▶ [DATASET]:
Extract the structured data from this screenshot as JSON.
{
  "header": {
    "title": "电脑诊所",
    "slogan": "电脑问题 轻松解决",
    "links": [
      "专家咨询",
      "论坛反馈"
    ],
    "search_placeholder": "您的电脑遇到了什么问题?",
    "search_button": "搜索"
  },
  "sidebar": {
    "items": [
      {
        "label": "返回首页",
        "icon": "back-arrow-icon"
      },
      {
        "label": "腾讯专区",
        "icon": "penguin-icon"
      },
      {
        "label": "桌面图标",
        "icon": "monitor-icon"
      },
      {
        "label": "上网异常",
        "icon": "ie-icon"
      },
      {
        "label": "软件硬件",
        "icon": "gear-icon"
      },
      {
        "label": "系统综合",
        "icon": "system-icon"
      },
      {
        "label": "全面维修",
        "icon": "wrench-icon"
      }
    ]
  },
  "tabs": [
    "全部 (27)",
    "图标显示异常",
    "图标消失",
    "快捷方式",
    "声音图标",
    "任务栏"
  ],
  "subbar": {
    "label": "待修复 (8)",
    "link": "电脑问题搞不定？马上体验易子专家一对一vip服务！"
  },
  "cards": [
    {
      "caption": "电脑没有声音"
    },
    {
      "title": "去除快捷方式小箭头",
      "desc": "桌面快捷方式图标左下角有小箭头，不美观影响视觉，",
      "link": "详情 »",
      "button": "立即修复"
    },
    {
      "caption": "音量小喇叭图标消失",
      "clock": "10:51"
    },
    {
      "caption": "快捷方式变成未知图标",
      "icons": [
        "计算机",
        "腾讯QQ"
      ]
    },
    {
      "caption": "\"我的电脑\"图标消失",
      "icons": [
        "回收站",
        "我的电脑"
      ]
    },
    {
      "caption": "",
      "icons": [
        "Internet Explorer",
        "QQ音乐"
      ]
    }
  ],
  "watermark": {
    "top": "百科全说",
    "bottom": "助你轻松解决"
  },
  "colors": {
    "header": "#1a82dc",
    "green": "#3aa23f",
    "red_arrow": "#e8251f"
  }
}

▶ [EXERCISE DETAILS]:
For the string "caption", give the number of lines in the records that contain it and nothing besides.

▶ [EXERCISE RESPONSE]:
5